Context: Core biopsy (CB)is a main tool for diagnosis of liver mass lesions. When CB is performed with fine needle aspiration (FNA), the CB may be interpreted by a cytopathologist or gastrointestinal pathologist. Objective: This study compares interpretation of liver mass biopsy between cytopathologist and gastrointestinal pathologist in the era of subspecialty practice. Design: 349 liver mass lesions with FNA and CB performed during a 5-year period were retrieved. All cases were initially interpreted by a cytopathologist and retrospectively reviewed by a gastrointestinal pathologist. Results: The overall agreement was 95.1% (332/349 cases). There was agreement on 57/65 non-neoplastic cases (87.7%)with 8 (12.3%)discordant cases including 4 steatosis (steatohepatitis missed in 3 cases, 1 re-interpreted as focal nodular hyperplasia [FNH]); 3 inflammation (1 necrotizing granulomatous inflammation, 1 massive necrosis instead of fibrosing cholestatic hepatitis, and 1 hepatocellular carcinoma [HCC]was missed); and 1 initially deemed normal re-interpreted as FNH. There was agreement on 275/284 neoplastic cases (96.8%), with 9 (3.2%)discordant cases including: 2 initially interpreted as HCC (1 metastatic adrenal cortical carcinoma, 1 cholangiocarcinoma); 3 adenocarcinomas (2 further defined as prostatic primary, 1 well-differentiated neuroendocrine tumor [WDNET]); 2 metastatic carcinomas (1 tumor-induced fibrosis instead of cirrhosis, 1 LCNEC re-interpreted as WDNET); 1 poorly differentiated carcinoma (re-interpreted as LCNEC); and 1 sarcomatoid carcinoma (re-interpreted as leiomyosarcoma). Conclusion: Cytopathologist and gastrointestinal pathologist are highly concordant in the interpretation of neoplastic liver mass CB. Consultation may improve accuracy in certain non-neoplastic biopsies and neuroendocrine neoplasms.

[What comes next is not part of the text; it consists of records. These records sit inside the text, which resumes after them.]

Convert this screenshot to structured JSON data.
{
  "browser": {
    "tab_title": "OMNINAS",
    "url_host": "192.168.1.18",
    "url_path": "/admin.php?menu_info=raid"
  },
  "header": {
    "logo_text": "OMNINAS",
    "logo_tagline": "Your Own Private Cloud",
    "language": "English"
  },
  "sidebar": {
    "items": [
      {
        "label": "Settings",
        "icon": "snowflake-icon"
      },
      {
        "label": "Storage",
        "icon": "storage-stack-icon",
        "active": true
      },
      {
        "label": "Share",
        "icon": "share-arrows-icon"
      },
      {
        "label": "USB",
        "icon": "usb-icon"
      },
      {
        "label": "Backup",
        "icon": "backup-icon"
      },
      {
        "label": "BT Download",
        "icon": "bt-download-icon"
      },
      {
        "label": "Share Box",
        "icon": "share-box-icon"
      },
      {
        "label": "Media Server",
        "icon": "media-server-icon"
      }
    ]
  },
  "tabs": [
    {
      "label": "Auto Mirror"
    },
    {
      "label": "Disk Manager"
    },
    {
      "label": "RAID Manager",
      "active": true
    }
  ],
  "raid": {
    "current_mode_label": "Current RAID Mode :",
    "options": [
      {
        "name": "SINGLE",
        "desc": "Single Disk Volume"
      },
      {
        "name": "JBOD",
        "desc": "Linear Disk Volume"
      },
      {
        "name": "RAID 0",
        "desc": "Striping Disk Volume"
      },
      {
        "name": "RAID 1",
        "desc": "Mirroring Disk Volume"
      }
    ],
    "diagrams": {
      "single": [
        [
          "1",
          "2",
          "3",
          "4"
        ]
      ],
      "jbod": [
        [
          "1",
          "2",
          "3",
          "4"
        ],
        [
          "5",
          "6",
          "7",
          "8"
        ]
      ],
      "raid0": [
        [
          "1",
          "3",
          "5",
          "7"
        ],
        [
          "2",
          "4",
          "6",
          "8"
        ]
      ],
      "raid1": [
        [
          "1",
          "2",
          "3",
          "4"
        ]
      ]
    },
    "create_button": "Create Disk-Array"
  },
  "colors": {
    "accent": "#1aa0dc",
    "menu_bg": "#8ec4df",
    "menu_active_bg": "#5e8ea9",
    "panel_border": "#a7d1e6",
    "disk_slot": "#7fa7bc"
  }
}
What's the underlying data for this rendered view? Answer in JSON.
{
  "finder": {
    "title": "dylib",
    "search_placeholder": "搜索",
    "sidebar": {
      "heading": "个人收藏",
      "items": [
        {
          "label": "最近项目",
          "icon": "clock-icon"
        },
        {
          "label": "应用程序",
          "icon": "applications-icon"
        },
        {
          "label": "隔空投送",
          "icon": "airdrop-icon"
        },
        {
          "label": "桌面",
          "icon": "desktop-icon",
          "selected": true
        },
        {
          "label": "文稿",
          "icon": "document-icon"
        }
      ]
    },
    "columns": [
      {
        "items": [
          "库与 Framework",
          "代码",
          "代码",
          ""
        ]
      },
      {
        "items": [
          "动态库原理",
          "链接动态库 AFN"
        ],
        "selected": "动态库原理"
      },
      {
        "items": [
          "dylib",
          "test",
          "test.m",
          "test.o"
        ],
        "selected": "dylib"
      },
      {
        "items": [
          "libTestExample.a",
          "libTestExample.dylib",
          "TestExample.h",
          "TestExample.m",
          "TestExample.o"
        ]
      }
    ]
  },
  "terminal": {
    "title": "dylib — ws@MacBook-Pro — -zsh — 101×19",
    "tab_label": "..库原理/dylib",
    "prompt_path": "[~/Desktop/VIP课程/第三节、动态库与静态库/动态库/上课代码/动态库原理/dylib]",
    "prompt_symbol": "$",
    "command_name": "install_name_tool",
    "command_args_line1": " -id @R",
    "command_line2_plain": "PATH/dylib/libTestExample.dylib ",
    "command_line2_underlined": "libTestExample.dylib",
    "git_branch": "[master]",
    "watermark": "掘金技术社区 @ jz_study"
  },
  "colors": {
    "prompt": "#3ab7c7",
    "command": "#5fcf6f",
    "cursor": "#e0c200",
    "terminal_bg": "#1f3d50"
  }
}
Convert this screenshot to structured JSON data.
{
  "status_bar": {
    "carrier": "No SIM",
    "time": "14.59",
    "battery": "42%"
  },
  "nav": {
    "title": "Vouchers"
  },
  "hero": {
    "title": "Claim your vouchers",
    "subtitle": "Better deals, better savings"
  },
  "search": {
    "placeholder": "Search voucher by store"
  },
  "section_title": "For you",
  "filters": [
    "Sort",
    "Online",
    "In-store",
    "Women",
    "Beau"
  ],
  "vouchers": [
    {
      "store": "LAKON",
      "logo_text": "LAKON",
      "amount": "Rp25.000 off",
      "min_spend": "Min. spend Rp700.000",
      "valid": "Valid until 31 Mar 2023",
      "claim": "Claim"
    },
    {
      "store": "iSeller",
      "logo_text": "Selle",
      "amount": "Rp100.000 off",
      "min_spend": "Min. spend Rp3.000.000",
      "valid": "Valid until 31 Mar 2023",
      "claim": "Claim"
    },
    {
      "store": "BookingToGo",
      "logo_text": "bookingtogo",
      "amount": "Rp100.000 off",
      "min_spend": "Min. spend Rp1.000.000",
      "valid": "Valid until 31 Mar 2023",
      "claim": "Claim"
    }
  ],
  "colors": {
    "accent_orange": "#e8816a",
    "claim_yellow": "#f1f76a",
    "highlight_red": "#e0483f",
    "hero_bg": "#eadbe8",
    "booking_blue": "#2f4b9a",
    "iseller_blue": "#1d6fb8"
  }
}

All Science Journal Classification (ASJC) codes
- Pathology and Forensic Medicine